  1. Lisa Anderson September 12, 2014 at 11:39 pm #

    I just discovered you while searching for info. What luck to have found your blog!

    I’ll be using this technique on my next ring……

    Thank you for sharing your knowledge. It’s an inspiration and means so much to a novice like me.

    • JewelryMonk September 13, 2014 at 8:17 am #

      Thank you for the kind words of encouragement Lisa. I am glad you stumbled onto the site. Welcome!

  2. Nicole October 17, 2014 at 10:37 am #

    I love your blog and visit frequently for your tips and tricks. I have a question about this post- at what angle are you filing to dome the ring? Are you filing up and over the edge? I’m trying to use your photos as a reference but I ca tell if I’m ge the same facets that you are. Thank you for helping me improve my fabrication skills with this blog!

    • JewelryMonk October 17, 2014 at 10:46 am #

      Thanks Nicole for hanging out and following along. On this project, I followed the edge of the ring at about a 45 degree angle on the first pass with the file. Then I filed the 2 edges I just created at about half the angle, so I now have 3 created flat “facets”. Then I sanded across them ti blend then in. Hope that makes sense.
      Take care and keep it up!

  3. Nicole October 17, 2014 at 12:12 pm #

    Thank you Doug for the clarification. I thought that was what you might be doing and now I can tackle my practice piece again with better aim 😉


  4. Lisa W. November 10, 2014 at 9:22 am #

    Hi Doug, this is better clarification of a process I have been using than I have seen anywhere! What do you do with the corners on the inside of the ring, against the finger? That is where I’m usually sanding the most, concerned with wearing comfort. Thanks for all you are doing!!
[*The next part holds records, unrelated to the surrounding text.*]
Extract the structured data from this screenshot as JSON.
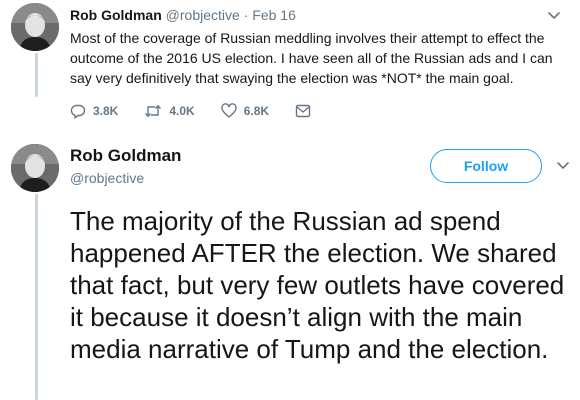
{
  "tweet1": {
    "author_name": "Rob Goldman",
    "handle": "@robjective",
    "separator": "·",
    "timestamp": "Feb 16",
    "text": "Most of the coverage of Russian meddling involves their attempt to effect the outcome of the 2016 US election.  I have seen all of the Russian ads and I can say very definitively that swaying the election was *NOT* the main goal.",
    "replies": "3.8K",
    "retweets": "4.0K",
    "likes": "6.8K"
  },
  "tweet2": {
    "author_name": "Rob Goldman",
    "handle": "@robjective",
    "follow_label": "Follow",
    "text": "The majority of the Russian ad spend happened AFTER the election.  We shared that fact, but very few outlets have covered it because it doesn’t align with the main media narrative of Tump and the election."
  },
  "colors": {
    "accent": "#1da1f2",
    "secondary_text": "#657786",
    "primary_text": "#14171a",
    "thread_line": "#ccd6dd"
  },
  "icons": {
    "reply": "reply-icon",
    "retweet": "retweet-icon",
    "like": "heart-icon",
    "dm": "envelope-icon",
    "more": "chevron-down-icon"
  }
}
    • JewelryMonk November 11, 2014 at 9:27 am #

      I usually use a crossing file followed by sand paper on a rotary mandrel. Then polish.